I know I have picked out just a few names for mention but this is only because of space and memory. Each and every player in this epic performance should hold his or her head up high as they were all amazing. So many of them played multiple parts and how they remembered their fight moves, their nuances and their intensity is truly admirable.
Trudy A Bell, you are a gifted director and it is obvious, like a true leader your “troops” would follow you to hell and back. I have no doubt that when presented with this version of the Scottish Play, they had to suspend disbelief and trust you to show them just what they could do. Well they did it and I know how proud you are of each of them.
Steve Banks, Nancy Bean, Sam Billy Behan, Leanne Dallman, Zoe Davey, Chloe Emery, Dale Endacott, Kate Fenwick, Catherine Garlick, Matt Hirst, Sarah Kirk, Ryan McGown, Hannah Mitchell, Julie-Louise Nolan, Sophie Poyntz-Lloyd, Rachel Sherbourne, Sam Skinner, Jack Smith, Ben Stacey and Riley Stephen step forward and take a bow. There was a standing ovation for you last night. It was for each and every one of you and so very much deserved.

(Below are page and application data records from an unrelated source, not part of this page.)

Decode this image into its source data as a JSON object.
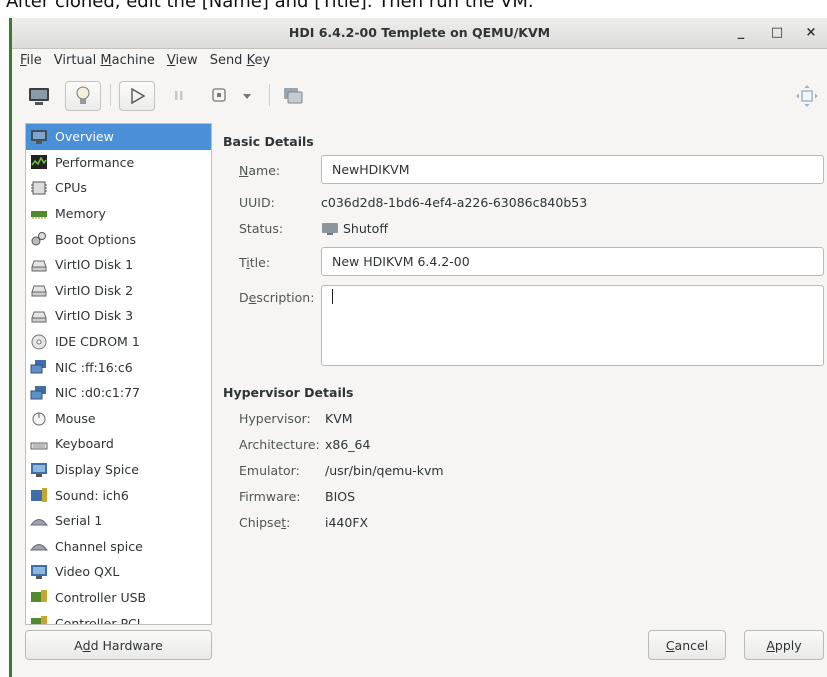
{
  "caption": "After cloned, edit the [Name] and [Title]. Then run the VM.",
  "window": {
    "title": "HDI 6.4.2-00 Templete on QEMU/KVM",
    "minimize": "_",
    "maximize": "□",
    "close": "×"
  },
  "menubar": [
    {
      "pre": "",
      "mn": "F",
      "post": "ile"
    },
    {
      "pre": "Virtual ",
      "mn": "M",
      "post": "achine"
    },
    {
      "pre": "",
      "mn": "V",
      "post": "iew"
    },
    {
      "pre": "Send ",
      "mn": "K",
      "post": "ey"
    }
  ],
  "toolbar_icons": [
    "monitor-icon",
    "lightbulb-icon",
    "play-icon",
    "pause-icon",
    "stop-icon",
    "dropdown-icon",
    "snapshot-icon",
    "resize-icon"
  ],
  "sidebar": {
    "items": [
      {
        "label": "Overview",
        "icon": "monitor-icon",
        "selected": true
      },
      {
        "label": "Performance",
        "icon": "performance-icon"
      },
      {
        "label": "CPUs",
        "icon": "cpu-icon"
      },
      {
        "label": "Memory",
        "icon": "memory-icon"
      },
      {
        "label": "Boot Options",
        "icon": "gears-icon"
      },
      {
        "label": "VirtIO Disk 1",
        "icon": "disk-icon"
      },
      {
        "label": "VirtIO Disk 2",
        "icon": "disk-icon"
      },
      {
        "label": "VirtIO Disk 3",
        "icon": "disk-icon"
      },
      {
        "label": "IDE CDROM 1",
        "icon": "cdrom-icon"
      },
      {
        "label": "NIC :ff:16:c6",
        "icon": "network-icon"
      },
      {
        "label": "NIC :d0:c1:77",
        "icon": "network-icon"
      },
      {
        "label": "Mouse",
        "icon": "mouse-icon"
      },
      {
        "label": "Keyboard",
        "icon": "keyboard-icon"
      },
      {
        "label": "Display Spice",
        "icon": "display-icon"
      },
      {
        "label": "Sound: ich6",
        "icon": "sound-icon"
      },
      {
        "label": "Serial 1",
        "icon": "serial-icon"
      },
      {
        "label": "Channel spice",
        "icon": "serial-icon"
      },
      {
        "label": "Video QXL",
        "icon": "display-icon"
      },
      {
        "label": "Controller USB",
        "icon": "controller-icon"
      },
      {
        "label": "Controller PCI",
        "icon": "controller-icon"
      }
    ],
    "add_hardware": {
      "pre": "A",
      "mn": "d",
      "post": "d Hardware"
    }
  },
  "basic": {
    "heading": "Basic Details",
    "name_label": {
      "mn": "N",
      "post": "ame:"
    },
    "name_value": "NewHDIKVM",
    "uuid_label": "UUID:",
    "uuid_value": "c036d2d8-1bd6-4ef4-a226-63086c840b53",
    "status_label": "Status:",
    "status_value": "Shutoff",
    "title_label": {
      "pre": "T",
      "mn": "i",
      "post": "tle:"
    },
    "title_value": "New HDIKVM 6.4.2-00",
    "description_label": {
      "pre": "D",
      "mn": "e",
      "post": "scription:"
    },
    "description_value": ""
  },
  "hypervisor": {
    "heading": "Hypervisor Details",
    "rows": [
      {
        "label": "Hypervisor:",
        "value": "KVM"
      },
      {
        "label": "Architecture:",
        "value": "x86_64"
      },
      {
        "label": "Emulator:",
        "value": "/usr/bin/qemu-kvm"
      },
      {
        "label": "Firmware:",
        "value": "BIOS"
      },
      {
        "label": "Chipset:",
        "value": "i440FX"
      }
    ],
    "chipset_mn": {
      "pre": "Chipse",
      "mn": "t",
      "post": ":"
    }
  },
  "buttons": {
    "cancel": {
      "mn": "C",
      "post": "ancel"
    },
    "apply": {
      "mn": "A",
      "post": "pply"
    }
  },
  "colors": {
    "selection": "#4a90d9",
    "window_bg": "#f6f5f4",
    "border_accent": "#3c7a34"
  }
}
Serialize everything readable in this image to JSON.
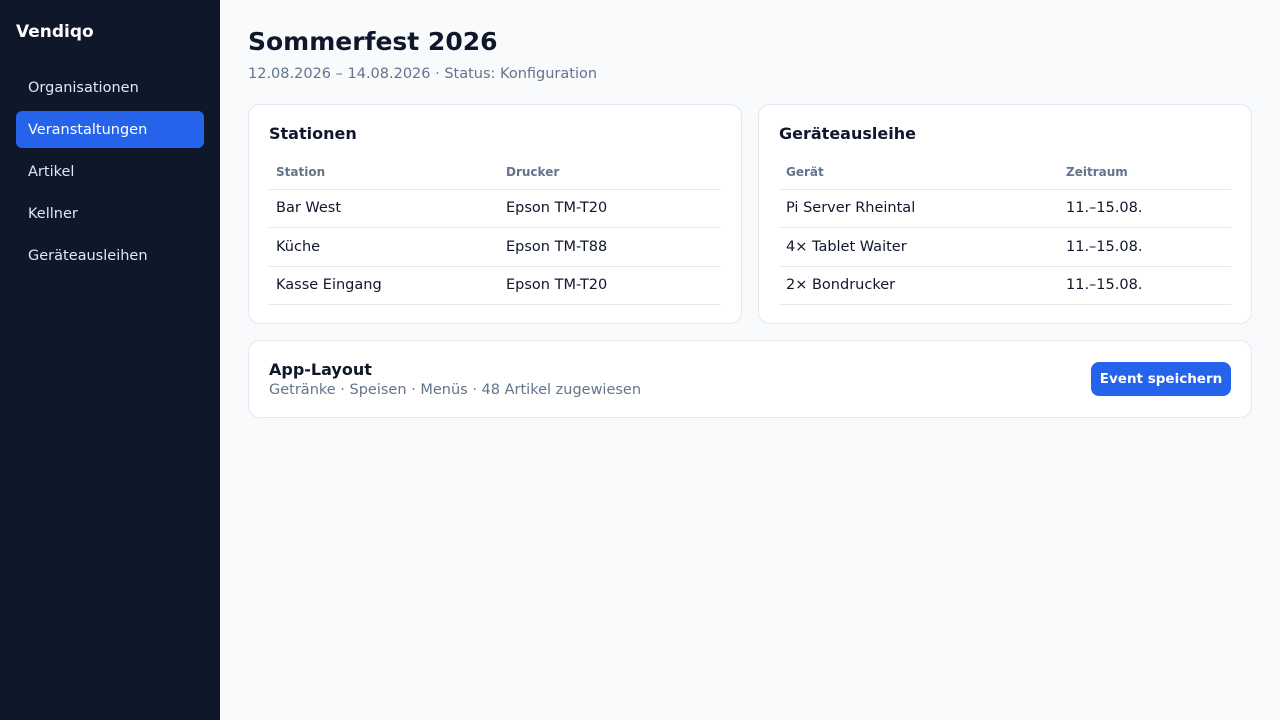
{
  "app": {
    "brand": "Vendiqo"
  },
  "sidebar": {
    "items": [
      {
        "label": "Organisationen",
        "active": false
      },
      {
        "label": "Veranstaltungen",
        "active": true
      },
      {
        "label": "Artikel",
        "active": false
      },
      {
        "label": "Kellner",
        "active": false
      },
      {
        "label": "Geräteausleihen",
        "active": false
      }
    ]
  },
  "event": {
    "title": "Sommerfest 2026",
    "subtitle": "12.08.2026 – 14.08.2026 · Status: Konfiguration"
  },
  "stations": {
    "title": "Stationen",
    "columns": [
      "Station",
      "Drucker"
    ],
    "rows": [
      [
        "Bar West",
        "Epson TM-T20"
      ],
      [
        "Küche",
        "Epson TM-T88"
      ],
      [
        "Kasse Eingang",
        "Epson TM-T20"
      ]
    ]
  },
  "devices": {
    "title": "Geräteausleihe",
    "columns": [
      "Gerät",
      "Zeitraum"
    ],
    "rows": [
      [
        "Pi Server Rheintal",
        "11.–15.08."
      ],
      [
        "4× Tablet Waiter",
        "11.–15.08."
      ],
      [
        "2× Bondrucker",
        "11.–15.08."
      ]
    ]
  },
  "app_layout": {
    "title": "App-Layout",
    "summary": "Getränke · Speisen · Menüs · 48 Artikel zugewiesen",
    "save_label": "Event speichern"
  },
  "colors": {
    "sidebar_bg": "#0f172a",
    "accent": "#2563eb",
    "page_bg": "#f8fafc",
    "muted_text": "#64748b"
  }
}
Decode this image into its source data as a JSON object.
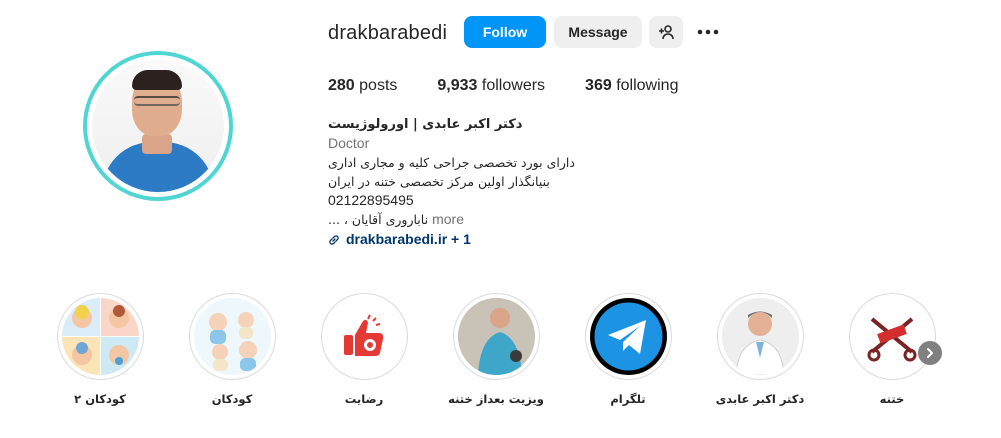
{
  "profile": {
    "username": "drakbarabedi",
    "follow_label": "Follow",
    "message_label": "Message",
    "stats": {
      "posts_count": "280",
      "posts_label": "posts",
      "followers_count": "9,933",
      "followers_label": "followers",
      "following_count": "369",
      "following_label": "following"
    },
    "bio": {
      "name": "دکتر اکبر عابدی | اورولوژیست",
      "category": "Doctor",
      "line1": "دارای بورد تخصصی جراحی کلیه و مجاری اداری",
      "line2": "بنیانگذار اولین مرکز تخصصی ختنه در ایران",
      "phone": "02122895495",
      "line3": "ناباروری آقایان ، ...",
      "more_label": "more",
      "link_text": "drakbarabedi.ir",
      "link_extra": "+ 1"
    },
    "colors": {
      "follow_button": "#0095f6",
      "avatar_ring": "#4fd6d3",
      "link": "#00376b"
    }
  },
  "highlights": [
    {
      "label": "کودکان ۲",
      "icon": "babies-collage"
    },
    {
      "label": "کودکان",
      "icon": "babies-illustration"
    },
    {
      "label": "رضایت",
      "icon": "thumbs-up"
    },
    {
      "label": "ویزیت بعداز ختنه",
      "icon": "doctor-visit-photo"
    },
    {
      "label": "تلگرام",
      "icon": "telegram-icon"
    },
    {
      "label": "دکتر اکبر عابدی",
      "icon": "doctor-portrait"
    },
    {
      "label": "ختنه",
      "icon": "scissors-illustration"
    }
  ]
}
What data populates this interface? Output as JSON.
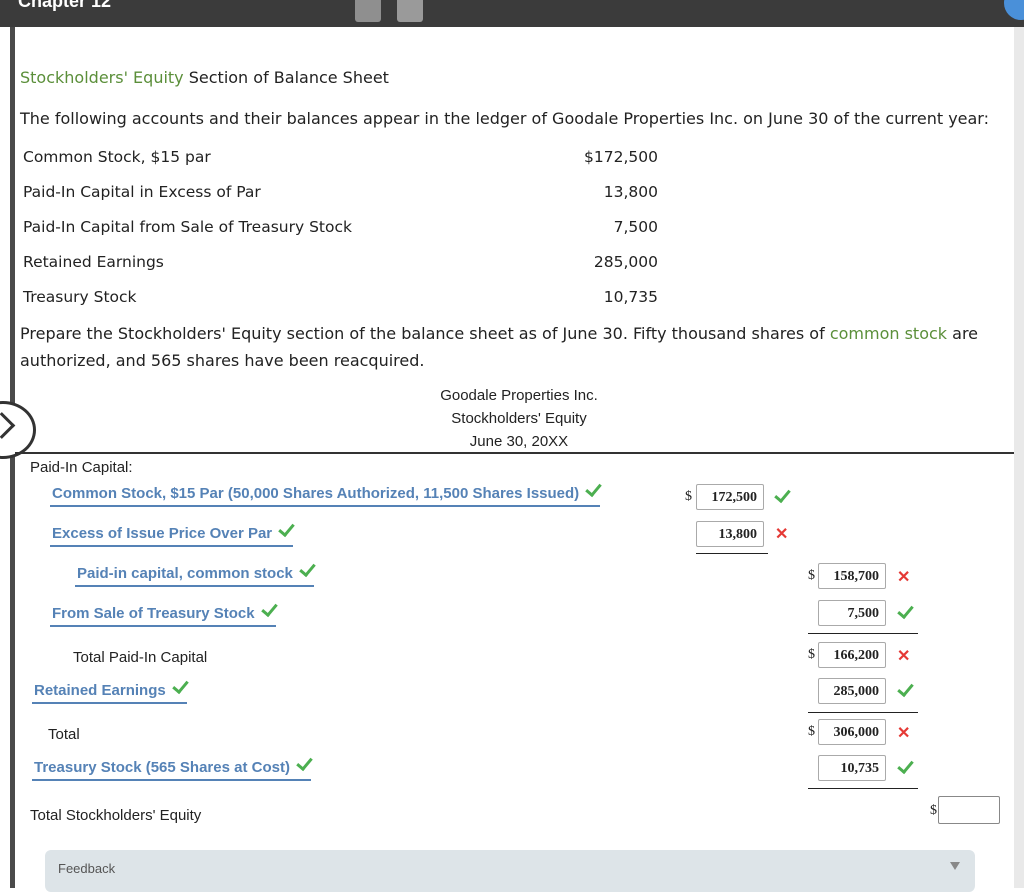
{
  "header": {
    "chapter": "Chapter 12"
  },
  "problem": {
    "title_link": "Stockholders' Equity",
    "title_rest": " Section of Balance Sheet",
    "intro": "The following accounts and their balances appear in the ledger of Goodale Properties Inc. on June 30 of the current year:",
    "ledger": [
      {
        "label": "Common Stock, $15 par",
        "value": "$172,500"
      },
      {
        "label": "Paid-In Capital in Excess of Par",
        "value": "13,800"
      },
      {
        "label": "Paid-In Capital from Sale of Treasury Stock",
        "value": "7,500"
      },
      {
        "label": "Retained Earnings",
        "value": "285,000"
      },
      {
        "label": "Treasury Stock",
        "value": "10,735"
      }
    ],
    "instruction_part1": "Prepare the Stockholders' Equity section of the balance sheet as of June 30. Fifty thousand shares of ",
    "instruction_link": "common stock",
    "instruction_part2": " are",
    "instruction_line2": "authorized, and 565 shares have been reacquired."
  },
  "statement": {
    "company": "Goodale Properties Inc.",
    "title": "Stockholders' Equity",
    "date": "June 30, 20XX",
    "paid_in_label": "Paid-In Capital:",
    "common_stock_select": "Common Stock, $15 Par (50,000 Shares Authorized, 11,500 Shares Issued)",
    "common_stock_value": "172,500",
    "excess_select": "Excess of Issue Price Over Par",
    "excess_value": "13,800",
    "pic_common_select": "Paid-in capital, common stock",
    "pic_common_value": "158,700",
    "treasury_sale_select": "From Sale of Treasury Stock",
    "treasury_sale_value": "7,500",
    "total_paid_in_label": "Total Paid-In Capital",
    "total_paid_in_value": "166,200",
    "retained_select": "Retained Earnings",
    "retained_value": "285,000",
    "total_label": "Total",
    "total_value": "306,000",
    "treasury_select": "Treasury Stock (565 Shares at Cost)",
    "treasury_value": "10,735",
    "total_equity_label": "Total Stockholders' Equity",
    "total_equity_value": "",
    "dollar_sign": "$"
  },
  "feedback": {
    "label": "Feedback"
  },
  "colors": {
    "link_green": "#5b8f3a",
    "select_blue": "#5582b6",
    "correct": "#4caf50",
    "incorrect": "#e53935"
  }
}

Thank you for such a wild ride last night. This is how Shakespeare should be: alive, exciting and innovative. I loved it!
As an aside, I recently had the pleasure of seeing the Kenneth Branagh National Theatre production of Macbeth. I paid to see it twice. If last night’s performance had not been the last, I would be back at the box office begging for another ticket!